Kerosene emits several other harmful gases while burning, and due to its low efficiency contains large amount of unburned hydrocarbons and soot. And since a majority of homes in rural India are poorly ventilated, it poses a health hazard, commonly causing respiratory, and eye problems. Eye, nose and throat irritation are caused by inhalation of the fumes.

Kerosene use in lamps is also a safety risk – lamps can easily get knocked over setting fire in the home.
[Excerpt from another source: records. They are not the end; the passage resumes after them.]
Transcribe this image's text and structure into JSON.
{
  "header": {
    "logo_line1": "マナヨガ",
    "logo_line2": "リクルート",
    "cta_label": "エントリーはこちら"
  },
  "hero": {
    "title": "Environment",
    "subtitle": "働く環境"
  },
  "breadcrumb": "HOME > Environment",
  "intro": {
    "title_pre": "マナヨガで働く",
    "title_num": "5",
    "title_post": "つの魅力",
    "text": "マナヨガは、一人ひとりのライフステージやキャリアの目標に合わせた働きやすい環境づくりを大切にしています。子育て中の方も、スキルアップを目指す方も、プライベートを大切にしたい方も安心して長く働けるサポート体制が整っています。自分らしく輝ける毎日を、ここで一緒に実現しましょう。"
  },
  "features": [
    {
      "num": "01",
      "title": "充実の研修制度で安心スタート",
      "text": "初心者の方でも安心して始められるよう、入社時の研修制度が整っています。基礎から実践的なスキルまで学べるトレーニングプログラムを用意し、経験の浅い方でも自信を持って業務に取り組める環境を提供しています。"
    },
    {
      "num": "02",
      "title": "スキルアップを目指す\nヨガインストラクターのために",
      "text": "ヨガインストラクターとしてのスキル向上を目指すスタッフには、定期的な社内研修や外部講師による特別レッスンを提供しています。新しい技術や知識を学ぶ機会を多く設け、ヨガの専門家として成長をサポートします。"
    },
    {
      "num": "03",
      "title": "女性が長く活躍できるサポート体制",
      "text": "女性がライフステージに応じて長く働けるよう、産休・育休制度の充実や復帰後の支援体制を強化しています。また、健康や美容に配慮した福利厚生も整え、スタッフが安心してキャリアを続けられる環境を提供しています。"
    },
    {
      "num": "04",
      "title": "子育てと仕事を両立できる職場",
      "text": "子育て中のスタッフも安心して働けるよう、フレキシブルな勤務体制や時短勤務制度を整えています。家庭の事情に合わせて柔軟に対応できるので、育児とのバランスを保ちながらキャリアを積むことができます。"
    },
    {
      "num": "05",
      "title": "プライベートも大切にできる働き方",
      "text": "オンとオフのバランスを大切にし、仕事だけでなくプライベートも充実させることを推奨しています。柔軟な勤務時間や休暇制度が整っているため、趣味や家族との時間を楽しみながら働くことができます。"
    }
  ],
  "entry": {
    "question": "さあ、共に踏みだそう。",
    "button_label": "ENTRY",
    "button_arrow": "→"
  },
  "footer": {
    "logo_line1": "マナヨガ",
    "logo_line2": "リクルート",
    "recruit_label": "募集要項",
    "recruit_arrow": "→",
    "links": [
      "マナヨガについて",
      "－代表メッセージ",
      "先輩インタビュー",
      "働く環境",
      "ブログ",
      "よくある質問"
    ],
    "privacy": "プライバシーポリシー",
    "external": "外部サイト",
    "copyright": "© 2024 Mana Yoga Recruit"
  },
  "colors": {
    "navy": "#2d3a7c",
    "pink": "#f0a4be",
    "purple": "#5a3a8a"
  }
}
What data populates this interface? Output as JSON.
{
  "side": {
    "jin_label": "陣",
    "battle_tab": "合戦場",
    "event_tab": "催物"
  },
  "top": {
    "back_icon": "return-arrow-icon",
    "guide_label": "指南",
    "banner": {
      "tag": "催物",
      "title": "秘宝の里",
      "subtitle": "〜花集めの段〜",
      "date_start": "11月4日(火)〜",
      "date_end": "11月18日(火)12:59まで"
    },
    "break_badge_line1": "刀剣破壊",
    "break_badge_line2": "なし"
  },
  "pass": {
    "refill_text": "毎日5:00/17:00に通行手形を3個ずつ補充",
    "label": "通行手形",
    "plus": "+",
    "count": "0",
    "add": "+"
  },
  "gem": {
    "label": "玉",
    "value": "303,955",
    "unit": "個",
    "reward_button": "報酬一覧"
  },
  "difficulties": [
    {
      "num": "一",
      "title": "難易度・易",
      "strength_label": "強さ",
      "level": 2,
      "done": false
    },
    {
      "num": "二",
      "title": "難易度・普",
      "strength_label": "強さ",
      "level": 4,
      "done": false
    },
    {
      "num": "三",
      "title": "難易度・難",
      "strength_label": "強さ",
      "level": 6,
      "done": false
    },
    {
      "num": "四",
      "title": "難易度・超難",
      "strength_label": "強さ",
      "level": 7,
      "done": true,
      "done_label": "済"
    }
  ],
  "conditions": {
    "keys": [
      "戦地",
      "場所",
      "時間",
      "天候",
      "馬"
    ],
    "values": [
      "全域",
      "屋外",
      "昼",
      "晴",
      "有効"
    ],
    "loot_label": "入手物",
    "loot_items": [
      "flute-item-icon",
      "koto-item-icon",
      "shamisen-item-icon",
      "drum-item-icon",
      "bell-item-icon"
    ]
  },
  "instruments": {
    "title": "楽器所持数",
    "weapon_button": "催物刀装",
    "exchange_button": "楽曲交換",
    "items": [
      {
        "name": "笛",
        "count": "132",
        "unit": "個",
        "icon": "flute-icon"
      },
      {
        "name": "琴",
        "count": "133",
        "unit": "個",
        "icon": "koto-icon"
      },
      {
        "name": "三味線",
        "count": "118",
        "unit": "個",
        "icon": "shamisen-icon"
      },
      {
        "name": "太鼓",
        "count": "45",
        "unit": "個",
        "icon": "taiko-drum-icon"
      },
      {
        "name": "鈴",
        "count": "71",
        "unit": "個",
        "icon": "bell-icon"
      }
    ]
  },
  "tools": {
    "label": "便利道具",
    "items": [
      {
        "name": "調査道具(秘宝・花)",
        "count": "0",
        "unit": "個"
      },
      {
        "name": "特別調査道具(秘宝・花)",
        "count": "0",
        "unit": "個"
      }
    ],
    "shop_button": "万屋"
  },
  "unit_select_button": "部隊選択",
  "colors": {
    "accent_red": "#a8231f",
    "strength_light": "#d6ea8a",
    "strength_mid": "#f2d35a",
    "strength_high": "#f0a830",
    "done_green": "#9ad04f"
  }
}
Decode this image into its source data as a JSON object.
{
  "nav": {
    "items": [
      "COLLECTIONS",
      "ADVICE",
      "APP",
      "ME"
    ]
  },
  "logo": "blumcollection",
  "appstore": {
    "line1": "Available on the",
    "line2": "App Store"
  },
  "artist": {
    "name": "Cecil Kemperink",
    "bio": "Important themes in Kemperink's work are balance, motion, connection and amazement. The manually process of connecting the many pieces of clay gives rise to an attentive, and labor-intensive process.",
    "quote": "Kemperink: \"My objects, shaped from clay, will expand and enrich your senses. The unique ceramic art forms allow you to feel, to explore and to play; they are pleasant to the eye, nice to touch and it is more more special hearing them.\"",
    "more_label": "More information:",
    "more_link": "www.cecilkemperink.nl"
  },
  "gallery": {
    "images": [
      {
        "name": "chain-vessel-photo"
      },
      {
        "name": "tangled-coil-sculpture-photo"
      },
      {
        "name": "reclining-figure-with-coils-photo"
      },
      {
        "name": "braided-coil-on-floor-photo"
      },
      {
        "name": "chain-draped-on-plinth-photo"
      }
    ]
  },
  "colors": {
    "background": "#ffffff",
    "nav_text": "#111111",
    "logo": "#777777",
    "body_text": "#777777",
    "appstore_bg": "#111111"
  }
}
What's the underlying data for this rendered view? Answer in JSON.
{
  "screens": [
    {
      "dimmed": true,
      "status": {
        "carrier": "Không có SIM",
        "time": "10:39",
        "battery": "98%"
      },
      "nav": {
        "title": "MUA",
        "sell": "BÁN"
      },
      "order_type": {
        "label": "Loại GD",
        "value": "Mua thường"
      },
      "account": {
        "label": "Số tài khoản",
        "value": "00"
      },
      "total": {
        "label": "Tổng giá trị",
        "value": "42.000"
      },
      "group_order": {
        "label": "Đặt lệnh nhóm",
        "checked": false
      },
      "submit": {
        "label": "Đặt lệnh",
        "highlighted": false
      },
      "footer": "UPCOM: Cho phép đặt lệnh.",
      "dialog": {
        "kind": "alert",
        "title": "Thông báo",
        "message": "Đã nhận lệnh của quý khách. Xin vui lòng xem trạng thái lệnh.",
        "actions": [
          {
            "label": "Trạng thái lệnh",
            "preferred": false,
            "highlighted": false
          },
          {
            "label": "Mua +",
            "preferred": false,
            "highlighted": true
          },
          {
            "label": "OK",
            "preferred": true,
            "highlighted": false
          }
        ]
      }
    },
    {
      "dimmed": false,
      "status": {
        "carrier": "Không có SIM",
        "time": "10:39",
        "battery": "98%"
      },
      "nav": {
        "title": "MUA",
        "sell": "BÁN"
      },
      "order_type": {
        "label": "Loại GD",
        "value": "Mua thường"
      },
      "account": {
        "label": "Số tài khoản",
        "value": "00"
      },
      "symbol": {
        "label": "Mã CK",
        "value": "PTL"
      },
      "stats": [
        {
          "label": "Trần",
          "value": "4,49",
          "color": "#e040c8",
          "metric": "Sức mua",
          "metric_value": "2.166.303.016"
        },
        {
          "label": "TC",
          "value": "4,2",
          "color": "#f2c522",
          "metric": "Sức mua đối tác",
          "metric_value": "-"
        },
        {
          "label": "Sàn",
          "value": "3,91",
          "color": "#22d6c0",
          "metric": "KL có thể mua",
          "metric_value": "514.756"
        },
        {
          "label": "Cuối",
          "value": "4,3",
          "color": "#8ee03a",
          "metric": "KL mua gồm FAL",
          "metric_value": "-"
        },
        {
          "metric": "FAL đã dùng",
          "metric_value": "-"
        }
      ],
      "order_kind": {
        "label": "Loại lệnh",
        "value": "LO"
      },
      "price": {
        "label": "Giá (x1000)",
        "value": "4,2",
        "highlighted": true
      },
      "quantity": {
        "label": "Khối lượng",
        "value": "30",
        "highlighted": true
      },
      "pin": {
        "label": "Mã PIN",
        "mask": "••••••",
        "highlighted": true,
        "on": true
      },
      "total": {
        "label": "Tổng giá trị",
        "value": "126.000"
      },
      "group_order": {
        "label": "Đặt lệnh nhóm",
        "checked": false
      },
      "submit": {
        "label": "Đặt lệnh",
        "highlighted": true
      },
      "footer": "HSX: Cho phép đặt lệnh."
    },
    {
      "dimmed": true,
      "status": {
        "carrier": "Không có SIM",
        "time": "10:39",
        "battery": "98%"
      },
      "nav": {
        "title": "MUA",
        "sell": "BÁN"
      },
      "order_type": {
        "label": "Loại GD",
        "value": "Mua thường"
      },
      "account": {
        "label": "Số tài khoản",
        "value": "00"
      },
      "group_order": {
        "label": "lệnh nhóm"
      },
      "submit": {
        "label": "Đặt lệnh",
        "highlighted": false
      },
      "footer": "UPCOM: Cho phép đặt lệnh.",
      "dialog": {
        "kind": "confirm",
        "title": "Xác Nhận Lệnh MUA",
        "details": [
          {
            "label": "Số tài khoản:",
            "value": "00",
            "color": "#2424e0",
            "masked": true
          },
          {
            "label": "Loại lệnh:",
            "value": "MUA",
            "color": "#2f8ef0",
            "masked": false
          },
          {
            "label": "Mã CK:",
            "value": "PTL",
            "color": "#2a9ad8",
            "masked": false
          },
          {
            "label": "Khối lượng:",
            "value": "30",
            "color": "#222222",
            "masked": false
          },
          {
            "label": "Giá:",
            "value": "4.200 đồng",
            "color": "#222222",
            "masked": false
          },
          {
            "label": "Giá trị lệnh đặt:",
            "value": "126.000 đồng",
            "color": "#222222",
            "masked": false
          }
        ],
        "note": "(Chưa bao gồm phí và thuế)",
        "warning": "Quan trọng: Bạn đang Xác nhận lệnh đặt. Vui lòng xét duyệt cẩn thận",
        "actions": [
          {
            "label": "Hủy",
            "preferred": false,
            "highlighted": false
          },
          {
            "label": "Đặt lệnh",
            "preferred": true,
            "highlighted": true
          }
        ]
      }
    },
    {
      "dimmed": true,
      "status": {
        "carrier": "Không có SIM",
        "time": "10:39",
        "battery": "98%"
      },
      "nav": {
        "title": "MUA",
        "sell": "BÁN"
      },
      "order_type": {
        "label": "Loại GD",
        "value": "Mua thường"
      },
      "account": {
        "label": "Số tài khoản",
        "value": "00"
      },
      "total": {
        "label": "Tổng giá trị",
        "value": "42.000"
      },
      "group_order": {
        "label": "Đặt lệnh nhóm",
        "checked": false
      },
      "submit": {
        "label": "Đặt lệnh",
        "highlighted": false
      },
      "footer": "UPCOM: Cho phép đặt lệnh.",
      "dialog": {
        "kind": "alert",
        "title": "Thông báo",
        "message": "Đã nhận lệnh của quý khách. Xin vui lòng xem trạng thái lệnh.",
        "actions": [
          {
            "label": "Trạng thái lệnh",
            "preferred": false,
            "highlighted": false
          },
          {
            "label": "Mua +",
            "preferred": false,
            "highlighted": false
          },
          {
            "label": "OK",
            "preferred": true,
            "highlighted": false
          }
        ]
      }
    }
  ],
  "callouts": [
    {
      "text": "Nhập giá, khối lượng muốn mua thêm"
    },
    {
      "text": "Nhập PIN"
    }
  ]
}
An estimated 100 million families use kerosene for lighting in India, exposing themselves to these health and safety hazards.

"Our bank takes great pride in contributing to social change in association with UNEP," says Mr. M. B. N. Rao, Chairman and Managing Director of Canara Bank. "Putting Solar Home Lighting Systems and reliable energy supplies within the reach of the common citizen kindles hopes and aspirations of many for a better life and well being."

"As governments meet next week in New York for the 15th Session on the Commission on Sustainable Development, the topic of energy will be at the top of the agenda, and particularly how to finance the global shift to a cleaner energy mix," says Mr. Steiner. "This programme has shown one important area where this is being done on the ground, bringing together local banks, a clean energy technology and the entrepreneurial drive of modern India."

Source: UNEP Risoe Centre on Energy, Climate and Sustainable Development.